All short track racing circles have their household names and memorable personalities. One of those with much success in the asphalt and indoor short track open wheel ranks is Joey Payne. Popularly known as the “Jersey Jet”, Payne has traveled the country over his decades of experience. Perhaps the pinnacle of his career has been racing extremely fast machines at a track chock full of history, Oswego Speedway.
A year ago he set a track record, which still stands, in the annual Budweiser International Classic 200 for the non-winged Supermodifieds. From there, he set a torrid pace but it ended in disappointment in the pit area after an on track altercation. This season has not seen him on the track anywhere close to as much as past years.
Running with a different team and having far less time on the track compared to 2014, he wasn’t showing the track record breaking type of speed leading into this year’s ‘Classic’. Nevertheless, he and the tight-knit group he was racing for remained optimistic heading into the weekend.
“I’ll tell you what, Friday we time trialed at a 16.5 which is the best that this car has ever been here and I told (car co-owner) Pat (Strong) we could race probably 25 hard laps at that speed,” Payne recapped to Speed51.com powered by JEGS. “We were so solid.”
Things would not be easy by any means when Sunday came around. A car that handled well at first on a race setup suddenly became the opposite.
“It was so freaking tight, like it was beautiful,” Payne said about the car’s handling initially. “Then we went out for the full fuel load with our race tires and I was loose as hell, and I was like man we’re in trouble. We changed probably five things for that car for the race, and I went into the first corner and honestly it was a bag of s---. I said ‘man this is going to be a long race.’”
An immense amount of hard work and determination would pay off though as the afternoon went on. After all the time spent simply trying to get back on “The Steel Palace” track surface, it was like destiny had occurred by race’s end.
“I just hung around in 25th, 26th, and 27th,” Payne explained. “I just took my time, and probably 125 laps into the race it woke up and I knew I had a decent piece, and I just started picking them off one by one.”
Payne steadily cracked into the top 10 in the closing stages, and on a restart with less than 10 laps to go was suddenly in the top five. He would continue climbing and finished third. There may not have been anyone as ecstatic and ready to go another 200 laps on this day as the Fair Lawn, New Jersey resident.
“I tell you, if it went longer we were good,” an elated Payne said. “We were coming. I lost second by probably a foot at the end. If we had one more lap I probably would have had second.”
One of the biggest achievements was a touch of redemption for the driver who was left searching for a ride prior to the start of the season.
“I got fired by the Graham team in February,” Payne remarked. “It was like strategically done, but you wait until February to fire me when I have nothing?

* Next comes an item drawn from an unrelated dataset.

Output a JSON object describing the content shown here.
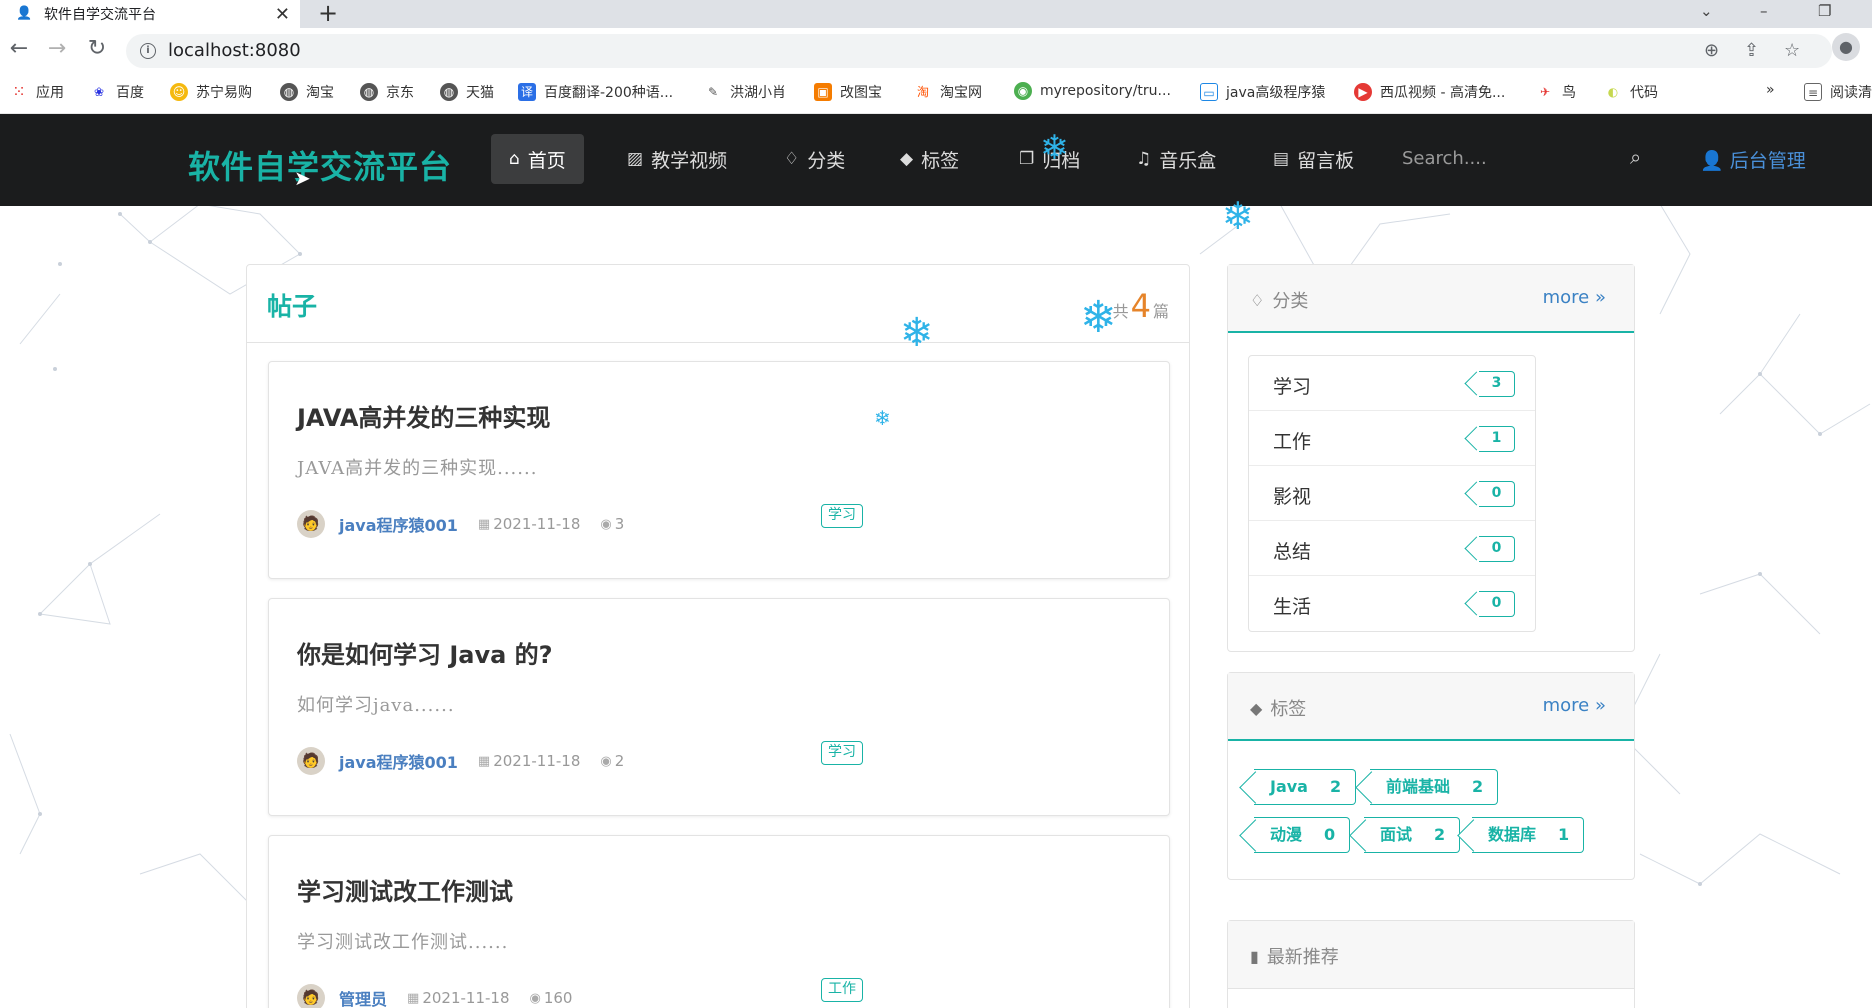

Then I told Pat and Terry that we would reunite for one more race, and I told them there was one thing on my agenda. I want to beat those frickin’ silver cars and you know what they fell out, but I don’t give a s---. We beat them.”

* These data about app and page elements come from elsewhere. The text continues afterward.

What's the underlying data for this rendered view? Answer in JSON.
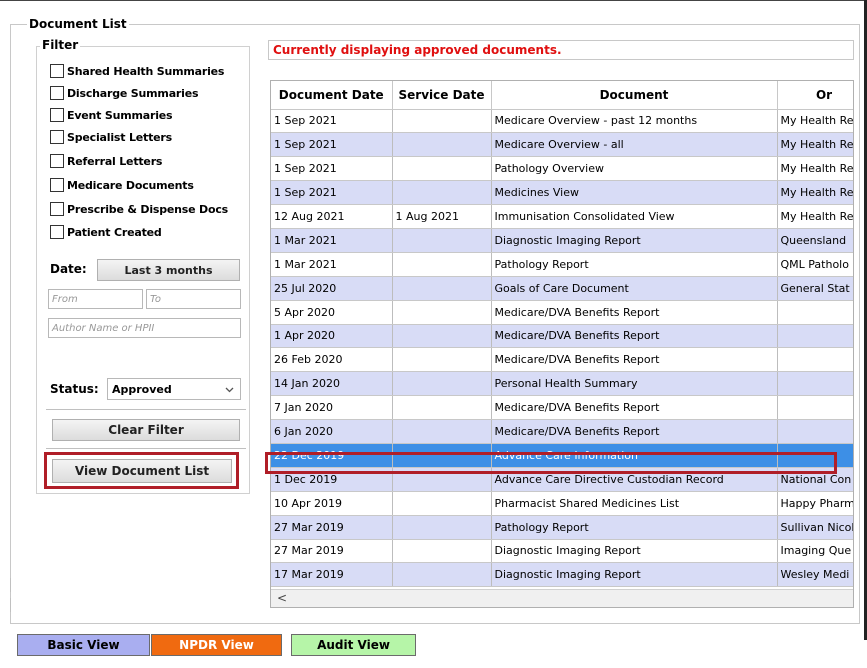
{
  "document_list": {
    "title": "Document List",
    "filter": {
      "title": "Filter",
      "checkboxes": [
        {
          "label": "Shared Health Summaries",
          "checked": false
        },
        {
          "label": "Discharge Summaries",
          "checked": false
        },
        {
          "label": "Event Summaries",
          "checked": false
        },
        {
          "label": "Specialist Letters",
          "checked": false
        },
        {
          "label": "Referral Letters",
          "checked": false
        },
        {
          "label": "Medicare Documents",
          "checked": false
        },
        {
          "label": "Prescribe & Dispense Docs",
          "checked": false
        },
        {
          "label": "Patient Created",
          "checked": false
        }
      ],
      "date_label": "Date:",
      "date_range_button": "Last 3 months",
      "from_placeholder": "From",
      "to_placeholder": "To",
      "author_placeholder": "Author Name or HPII",
      "status_label": "Status:",
      "status_value": "Approved",
      "clear_button": "Clear Filter",
      "view_list_button": "View Document List"
    },
    "banner": "Currently displaying approved documents.",
    "table": {
      "columns": [
        "Document Date",
        "Service Date",
        "Document",
        "Or"
      ],
      "rows": [
        {
          "doc_date": "1 Sep 2021",
          "service_date": "",
          "document": "Medicare Overview - past 12 months",
          "org": "My Health Re"
        },
        {
          "doc_date": "1 Sep 2021",
          "service_date": "",
          "document": "Medicare Overview - all",
          "org": "My Health Re"
        },
        {
          "doc_date": "1 Sep 2021",
          "service_date": "",
          "document": "Pathology Overview",
          "org": "My Health Re"
        },
        {
          "doc_date": "1 Sep 2021",
          "service_date": "",
          "document": "Medicines View",
          "org": "My Health Re"
        },
        {
          "doc_date": "12 Aug 2021",
          "service_date": "1 Aug 2021",
          "document": "Immunisation Consolidated View",
          "org": "My Health Re"
        },
        {
          "doc_date": "1 Mar 2021",
          "service_date": "",
          "document": "Diagnostic Imaging Report",
          "org": "Queensland"
        },
        {
          "doc_date": "1 Mar 2021",
          "service_date": "",
          "document": "Pathology Report",
          "org": "QML Patholo"
        },
        {
          "doc_date": "25 Jul 2020",
          "service_date": "",
          "document": "Goals of Care Document",
          "org": "General Stat"
        },
        {
          "doc_date": "5 Apr 2020",
          "service_date": "",
          "document": "Medicare/DVA Benefits Report",
          "org": ""
        },
        {
          "doc_date": "1 Apr 2020",
          "service_date": "",
          "document": "Medicare/DVA Benefits Report",
          "org": ""
        },
        {
          "doc_date": "26 Feb 2020",
          "service_date": "",
          "document": "Medicare/DVA Benefits Report",
          "org": ""
        },
        {
          "doc_date": "14 Jan 2020",
          "service_date": "",
          "document": "Personal Health Summary",
          "org": ""
        },
        {
          "doc_date": "7 Jan 2020",
          "service_date": "",
          "document": "Medicare/DVA Benefits Report",
          "org": ""
        },
        {
          "doc_date": "6 Jan 2020",
          "service_date": "",
          "document": "Medicare/DVA Benefits Report",
          "org": ""
        },
        {
          "doc_date": "22 Dec 2019",
          "service_date": "",
          "document": "Advance Care Information",
          "org": ""
        },
        {
          "doc_date": "1 Dec 2019",
          "service_date": "",
          "document": "Advance Care Directive Custodian Record",
          "org": "National Con"
        },
        {
          "doc_date": "10 Apr 2019",
          "service_date": "",
          "document": "Pharmacist Shared Medicines List",
          "org": "Happy Pharm"
        },
        {
          "doc_date": "27 Mar 2019",
          "service_date": "",
          "document": "Pathology Report",
          "org": "Sullivan Nicol"
        },
        {
          "doc_date": "27 Mar 2019",
          "service_date": "",
          "document": "Diagnostic Imaging Report",
          "org": "Imaging Que"
        },
        {
          "doc_date": "17 Mar 2019",
          "service_date": "",
          "document": "Diagnostic Imaging Report",
          "org": "Wesley Medi"
        }
      ],
      "selected_row_index": 14
    },
    "scroll_left_arrow": "<"
  },
  "view_buttons": {
    "basic": "Basic View",
    "npdr": "NPDR View",
    "audit": "Audit View"
  },
  "colors": {
    "banner_text": "#e01010",
    "row_alt": "#d8dcf6",
    "row_selected": "#3d8fe6",
    "highlight_outline": "#b01e28",
    "basic_view_bg": "#a9aef0",
    "npdr_view_bg": "#f06a10",
    "audit_view_bg": "#b6f5a8"
  },
  "icons": {
    "status_dropdown": "chevron-down-icon",
    "scroll_left": "chevron-left-icon"
  }
}
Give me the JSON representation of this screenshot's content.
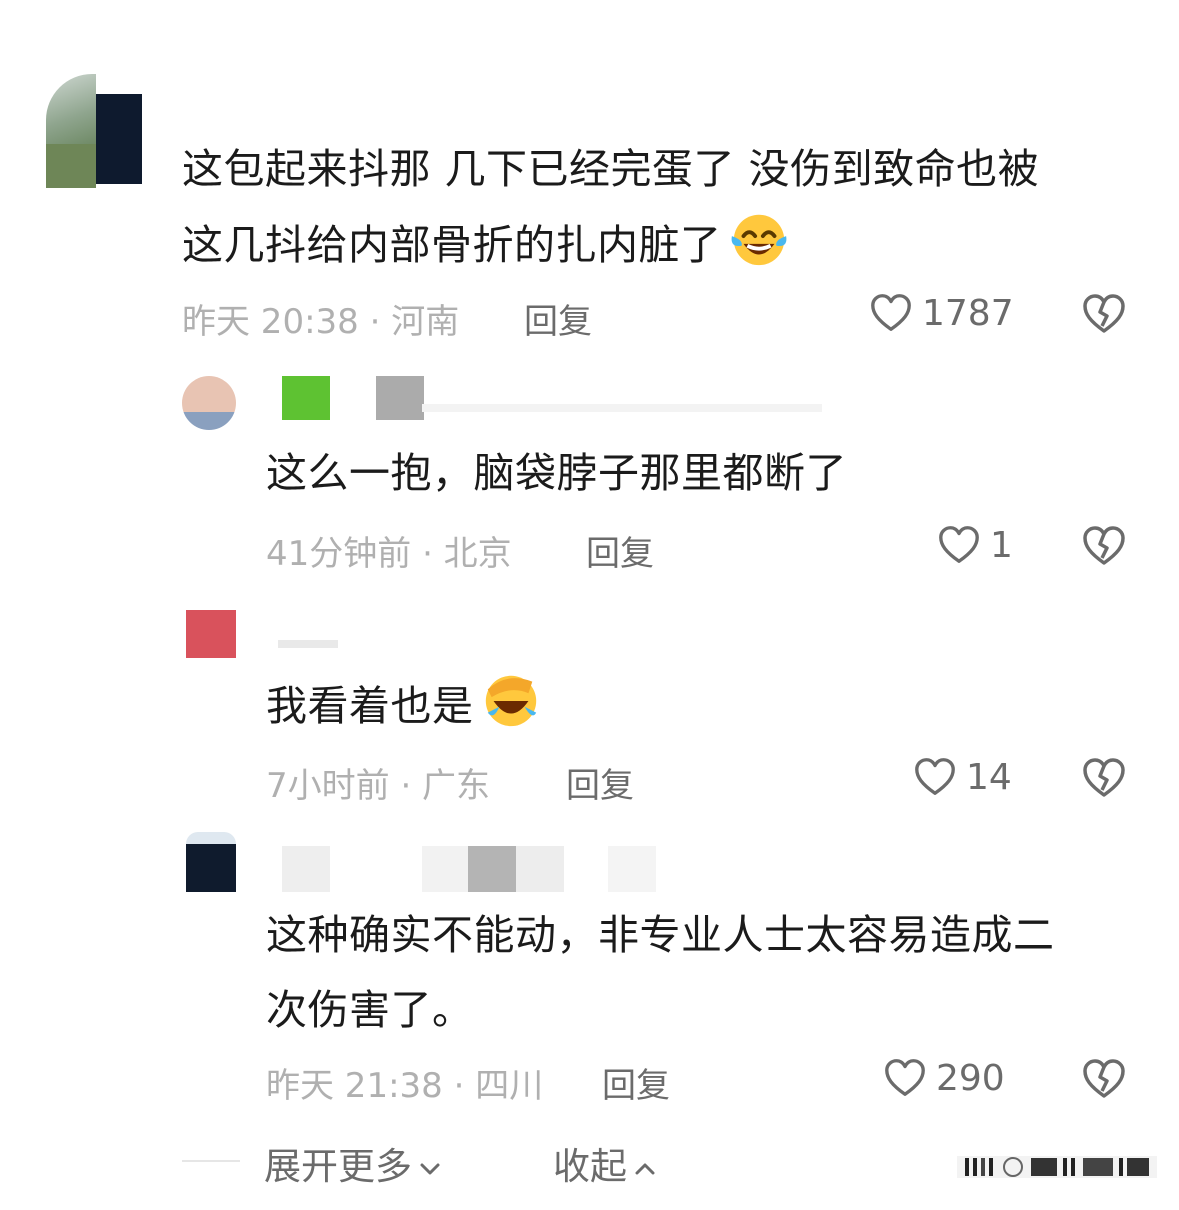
{
  "comments": [
    {
      "text_line1": "这包起来抖那 几下已经完蛋了   没伤到致命也被",
      "text_line2": "这几抖给内部骨折的扎内脏了",
      "meta": "昨天 20:38 · 河南",
      "reply_label": "回复",
      "like_count": "1787",
      "emoji": "joy-tears-emoji"
    },
    {
      "text_line1": "这么一抱，脑袋脖子那里都断了",
      "meta": "41分钟前 · 北京",
      "reply_label": "回复",
      "like_count": "1"
    },
    {
      "text_line1": "我看着也是",
      "meta": "7小时前 · 广东",
      "reply_label": "回复",
      "like_count": "14",
      "emoji": "facepalm-crying-emoji"
    },
    {
      "text_line1": "这种确实不能动，非专业人士太容易造成二",
      "text_line2": "次伤害了。",
      "meta": "昨天 21:38 · 四川",
      "reply_label": "回复",
      "like_count": "290"
    }
  ],
  "footer": {
    "expand_label": "展开更多",
    "collapse_label": "收起"
  },
  "icons": {
    "like": "heart-outline-icon",
    "dislike": "broken-heart-icon",
    "expand": "chevron-down-icon",
    "collapse": "chevron-up-icon"
  },
  "colors": {
    "text": "#1b1b1b",
    "meta": "#b0b0b0",
    "action": "#6b6b6b"
  }
}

Payne, donning a driving suit formerly worn by his fellow home state racer and buddy Jimmy Blewett, was surrounded by family and friends. He was also first to admit that it could not have been accomplished without everyone’s support.
“Everything fell into place this weekend,” Payne said. “It costs so much money to do this. I’ve got FX Caprara, Sandusky Speedway, Burke’s Home Center, Scriba Meats, Joey Witkum, Tom Salvador. Everybody that contributed made the puzzle happen.”
After a successful ‘Classic’, Payne will return to what he has been doing most of the season.
“I’ve been taking my son (Anthony) racing and watching my other son Joey race go karts, and I have been having a really good time.”
Joey was present when Anthony picked up his first career NEMA Lites feature win earlier in the season. With the track’s Supermodifieds having the day off on Saturday, Payne made a trip north to compete in a Tim Bertrand-fielded NEMA Midget at Monadnock Speedway (NH). It is one of multiple divisions he has enjoyed favorable results at over the years.
The result that night not only gave him some confidence going into Sunday, but kept a streak alive that at this point of the year was in jeopardy of ending.
“I went to New Hampshire last night and won a midget race,” Payne enthusiastically mentioned after the successful weekend concluded. “That makes 31 years in a row of winning a race every year so it can’t end any better.”
As for his career in a Supermodified there is a good chance that it will be coming to a close, and with that means probably little to no more opportunities to compete at such a storied facility. It was definitely a bittersweet atmosphere post-race.
“This is probably my last race here,” the emotional Payne said. “I’m pretty much done.”
- By Aaron Creed, Speed51.com Pennsylvania/Central New York Editor - Twitter: @aaron_creed
- Photo credit: Speed51.com